Website and app data records:
++++++++++

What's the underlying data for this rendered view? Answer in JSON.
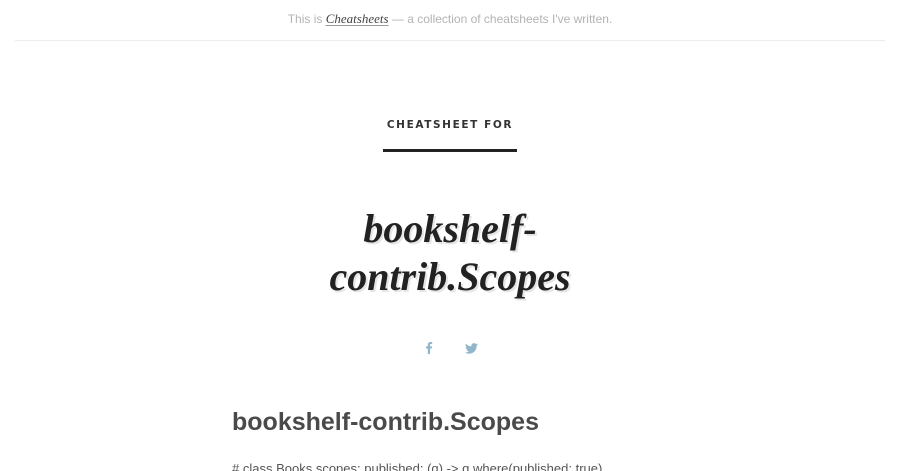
{
  "topbar": {
    "prefix": "This is",
    "link_label": "Cheatsheets",
    "suffix": "— a collection of cheatsheets I've written."
  },
  "hero": {
    "pre_title": "CHEATSHEET FOR",
    "title_line_1": "bookshelf-",
    "title_line_2": "contrib.Scopes"
  },
  "share": {
    "facebook_icon": "facebook-icon",
    "twitter_icon": "twitter-icon",
    "icon_color": "#8fb7c9"
  },
  "content": {
    "heading": "bookshelf-contrib.Scopes",
    "code_line": "# class Books scopes: published: (q) -> q.where(published: true)"
  }
}
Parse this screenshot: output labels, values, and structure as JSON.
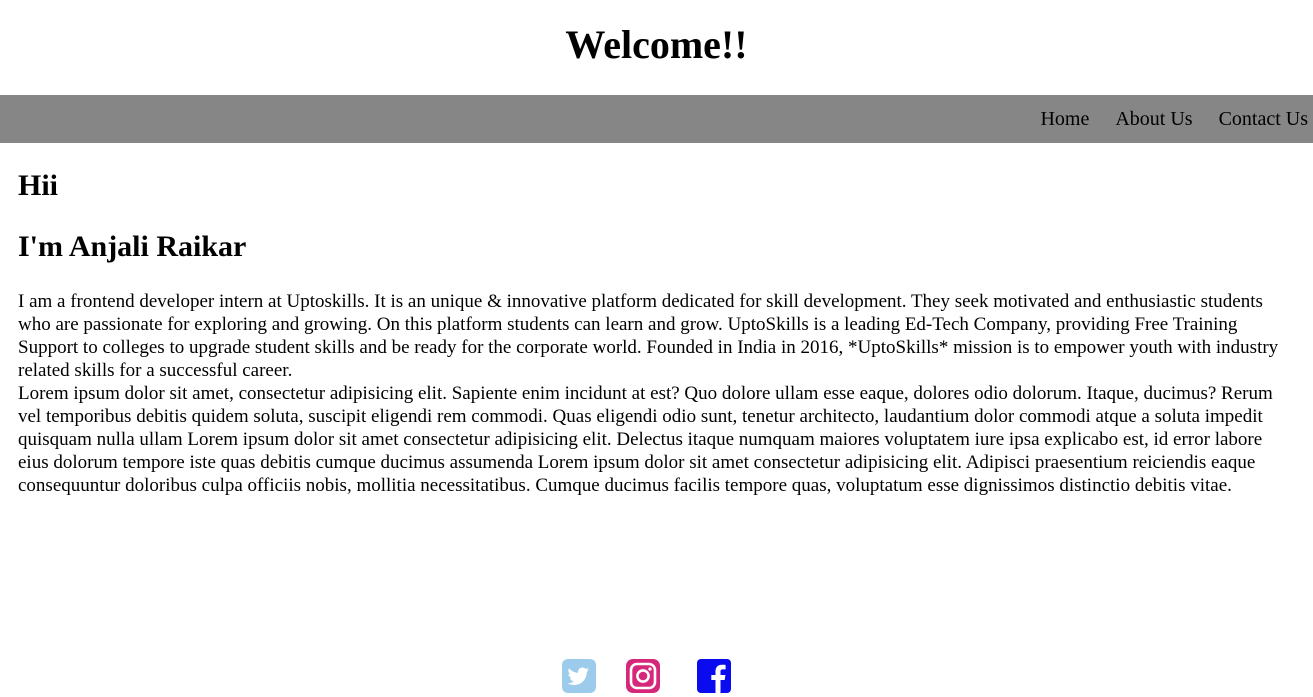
{
  "header": {
    "title": "Welcome!!"
  },
  "nav": {
    "items": [
      {
        "label": "Home"
      },
      {
        "label": "About Us"
      },
      {
        "label": "Contact Us"
      }
    ]
  },
  "main": {
    "greeting": "Hii",
    "name_heading": "I'm Anjali Raikar",
    "bio_paragraph_1": "I am a frontend developer intern at Uptoskills. It is an unique & innovative platform dedicated for skill development. They seek motivated and enthusiastic students who are passionate for exploring and growing. On this platform students can learn and grow. UptoSkills is a leading Ed-Tech Company, providing Free Training Support to colleges to upgrade student skills and be ready for the corporate world. Founded in India in 2016, *UptoSkills* mission is to empower youth with industry related skills for a successful career.",
    "bio_paragraph_2": "Lorem ipsum dolor sit amet, consectetur adipisicing elit. Sapiente enim incidunt at est? Quo dolore ullam esse eaque, dolores odio dolorum. Itaque, ducimus? Rerum vel temporibus debitis quidem soluta, suscipit eligendi rem commodi. Quas eligendi odio sunt, tenetur architecto, laudantium dolor commodi atque a soluta impedit quisquam nulla ullam Lorem ipsum dolor sit amet consectetur adipisicing elit. Delectus itaque numquam maiores voluptatem iure ipsa explicabo est, id error labore eius dolorum tempore iste quas debitis cumque ducimus assumenda Lorem ipsum dolor sit amet consectetur adipisicing elit. Adipisci praesentium reiciendis eaque consequuntur doloribus culpa officiis nobis, mollitia necessitatibus. Cumque ducimus facilis tempore quas, voluptatum esse dignissimos distinctio debitis vitae."
  },
  "footer": {
    "social": [
      {
        "icon": "twitter-icon",
        "color": "#9ccbeb"
      },
      {
        "icon": "instagram-icon",
        "color": "#d6287a"
      },
      {
        "icon": "facebook-icon",
        "color": "#0b0bf0"
      }
    ]
  },
  "colors": {
    "nav_background": "#868686",
    "page_background": "#ffffff",
    "text": "#000000"
  }
}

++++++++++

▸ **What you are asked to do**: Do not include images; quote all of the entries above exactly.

▸ **Task answer**:
What's the underlying data for this rendered view? Answer in JSON.
{
  "topbar": {
    "prefix": "This is",
    "link_label": "Cheatsheets",
    "suffix": "— a collection of cheatsheets I've written."
  },
  "hero": {
    "pre_title": "CHEATSHEET FOR",
    "title_line_1": "bookshelf-",
    "title_line_2": "contrib.Scopes"
  },
  "share": {
    "facebook_icon": "facebook-icon",
    "twitter_icon": "twitter-icon",
    "icon_color": "#8fb7c9"
  },
  "content": {
    "heading": "bookshelf-contrib.Scopes",
    "code_line": "# class Books scopes: published: (q) -> q.where(published: true)"
  }
}
Parse this screenshot: output labels, values, and structure as JSON.
{
  "header": {
    "title": "Welcome!!"
  },
  "nav": {
    "items": [
      {
        "label": "Home"
      },
      {
        "label": "About Us"
      },
      {
        "label": "Contact Us"
      }
    ]
  },
  "main": {
    "greeting": "Hii",
    "name_heading": "I'm Anjali Raikar",
    "bio_paragraph_1": "I am a frontend developer intern at Uptoskills. It is an unique & innovative platform dedicated for skill development. They seek motivated and enthusiastic students who are passionate for exploring and growing. On this platform students can learn and grow. UptoSkills is a leading Ed-Tech Company, providing Free Training Support to colleges to upgrade student skills and be ready for the corporate world. Founded in India in 2016, *UptoSkills* mission is to empower youth with industry related skills for a successful career.",
    "bio_paragraph_2": "Lorem ipsum dolor sit amet, consectetur adipisicing elit. Sapiente enim incidunt at est? Quo dolore ullam esse eaque, dolores odio dolorum. Itaque, ducimus? Rerum vel temporibus debitis quidem soluta, suscipit eligendi rem commodi. Quas eligendi odio sunt, tenetur architecto, laudantium dolor commodi atque a soluta impedit quisquam nulla ullam Lorem ipsum dolor sit amet consectetur adipisicing elit. Delectus itaque numquam maiores voluptatem iure ipsa explicabo est, id error labore eius dolorum tempore iste quas debitis cumque ducimus assumenda Lorem ipsum dolor sit amet consectetur adipisicing elit. Adipisci praesentium reiciendis eaque consequuntur doloribus culpa officiis nobis, mollitia necessitatibus. Cumque ducimus facilis tempore quas, voluptatum esse dignissimos distinctio debitis vitae."
  },
  "footer": {
    "social": [
      {
        "icon": "twitter-icon",
        "color": "#9ccbeb"
      },
      {
        "icon": "instagram-icon",
        "color": "#d6287a"
      },
      {
        "icon": "facebook-icon",
        "color": "#0b0bf0"
      }
    ]
  },
  "colors": {
    "nav_background": "#868686",
    "page_background": "#ffffff",
    "text": "#000000"
  }
}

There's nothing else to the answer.